France’s secretary of state of women’s rights, Pascale Boistard, supports the campaign and tweeted, “Is pink a luxury color?” in response to the pricing gap.

According to the European Commission, French men earn 14.8 percent more than women. The Business and Professional Women Federation, however, says the gap is closer to 28 percent. Either way, French women are paying more for some products while earning less.

France, of course, is not alone. In the United States, women regularly pay more for basic services. In 1996, the state of California found that women pay about $1,351 more a year than men do thanks to gender-based pricing.
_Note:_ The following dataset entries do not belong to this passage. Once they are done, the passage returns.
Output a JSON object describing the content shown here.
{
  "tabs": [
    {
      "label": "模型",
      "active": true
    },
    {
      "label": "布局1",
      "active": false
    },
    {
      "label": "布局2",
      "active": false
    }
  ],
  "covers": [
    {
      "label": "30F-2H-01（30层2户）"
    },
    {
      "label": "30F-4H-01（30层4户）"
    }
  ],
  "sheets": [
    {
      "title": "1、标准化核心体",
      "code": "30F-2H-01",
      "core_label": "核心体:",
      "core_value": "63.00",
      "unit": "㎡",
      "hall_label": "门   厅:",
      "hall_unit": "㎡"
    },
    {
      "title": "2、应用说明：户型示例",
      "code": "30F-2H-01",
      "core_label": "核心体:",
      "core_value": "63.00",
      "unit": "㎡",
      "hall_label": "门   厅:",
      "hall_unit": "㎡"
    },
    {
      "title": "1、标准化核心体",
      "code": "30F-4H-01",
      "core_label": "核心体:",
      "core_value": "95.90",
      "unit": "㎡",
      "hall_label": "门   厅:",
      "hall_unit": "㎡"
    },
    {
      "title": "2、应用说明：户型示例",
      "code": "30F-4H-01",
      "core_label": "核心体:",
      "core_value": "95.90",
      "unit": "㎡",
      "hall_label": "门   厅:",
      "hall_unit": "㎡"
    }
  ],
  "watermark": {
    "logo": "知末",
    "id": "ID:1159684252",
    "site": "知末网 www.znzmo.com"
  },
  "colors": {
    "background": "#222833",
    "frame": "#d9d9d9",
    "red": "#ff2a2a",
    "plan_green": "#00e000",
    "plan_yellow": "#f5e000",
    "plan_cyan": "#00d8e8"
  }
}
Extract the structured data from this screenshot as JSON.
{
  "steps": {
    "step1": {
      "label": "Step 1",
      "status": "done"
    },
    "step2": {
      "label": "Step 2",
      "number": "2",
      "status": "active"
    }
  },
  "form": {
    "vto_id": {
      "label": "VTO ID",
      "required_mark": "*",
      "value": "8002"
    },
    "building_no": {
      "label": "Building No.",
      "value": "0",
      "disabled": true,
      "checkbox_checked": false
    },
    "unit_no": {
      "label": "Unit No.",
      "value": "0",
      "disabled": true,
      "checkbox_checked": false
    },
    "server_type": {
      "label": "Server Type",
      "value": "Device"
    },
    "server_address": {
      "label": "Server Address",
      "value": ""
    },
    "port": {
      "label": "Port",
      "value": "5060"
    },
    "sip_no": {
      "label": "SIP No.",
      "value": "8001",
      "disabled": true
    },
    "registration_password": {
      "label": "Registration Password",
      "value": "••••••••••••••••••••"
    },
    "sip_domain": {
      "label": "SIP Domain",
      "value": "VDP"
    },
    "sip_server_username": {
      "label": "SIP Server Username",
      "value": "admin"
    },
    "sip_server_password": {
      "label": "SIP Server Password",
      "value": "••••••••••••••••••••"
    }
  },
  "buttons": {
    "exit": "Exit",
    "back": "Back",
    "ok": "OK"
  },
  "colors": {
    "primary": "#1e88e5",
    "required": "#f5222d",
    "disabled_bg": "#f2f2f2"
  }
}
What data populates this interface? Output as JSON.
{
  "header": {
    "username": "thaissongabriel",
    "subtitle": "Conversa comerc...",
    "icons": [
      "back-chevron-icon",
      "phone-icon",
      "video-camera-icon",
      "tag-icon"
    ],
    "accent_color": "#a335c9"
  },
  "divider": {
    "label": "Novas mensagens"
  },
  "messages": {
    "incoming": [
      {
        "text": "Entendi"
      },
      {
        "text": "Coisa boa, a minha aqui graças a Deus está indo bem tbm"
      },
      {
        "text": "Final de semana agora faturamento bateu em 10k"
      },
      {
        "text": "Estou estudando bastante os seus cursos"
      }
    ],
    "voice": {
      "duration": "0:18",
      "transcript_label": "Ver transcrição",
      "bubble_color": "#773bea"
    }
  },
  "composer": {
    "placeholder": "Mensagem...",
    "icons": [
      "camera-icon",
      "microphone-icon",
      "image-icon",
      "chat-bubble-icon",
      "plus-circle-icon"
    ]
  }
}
Some of this comes from small price differences. For example, women’s deodorant at CVS costs 45 cents an ounce more than men’s, even though men’s has more of the active ingredient. A study by the University of Central Florida found that on average, deodorant for women costs 30 cents an ounce more than deodorant for men. Women’s clothing that’s imported into the United States also tends to have higher taxes and tariffs.

In other cases, there is a much larger difference. On average, women pay about $200 more for cars than white men do; the number only increases for non-white women. Before the Affordable Care Act prohibited making women pay for the same insurance coverage as men, women who did not smoke had to pay 14 percent more for health insurance than men who did.

In 2013, women’s median earnings were over $10,000 less than men. Even women who are successful make far less than men; women who had perfect grades in high school only make as much as men who had a 2.0 GPA. The highest paid female CEO in the country only made one third the amount of the highest paid male CEO. As in France, American women are being charged more while being paid less.

Amelia Rosch is an intern for ThinkProgress.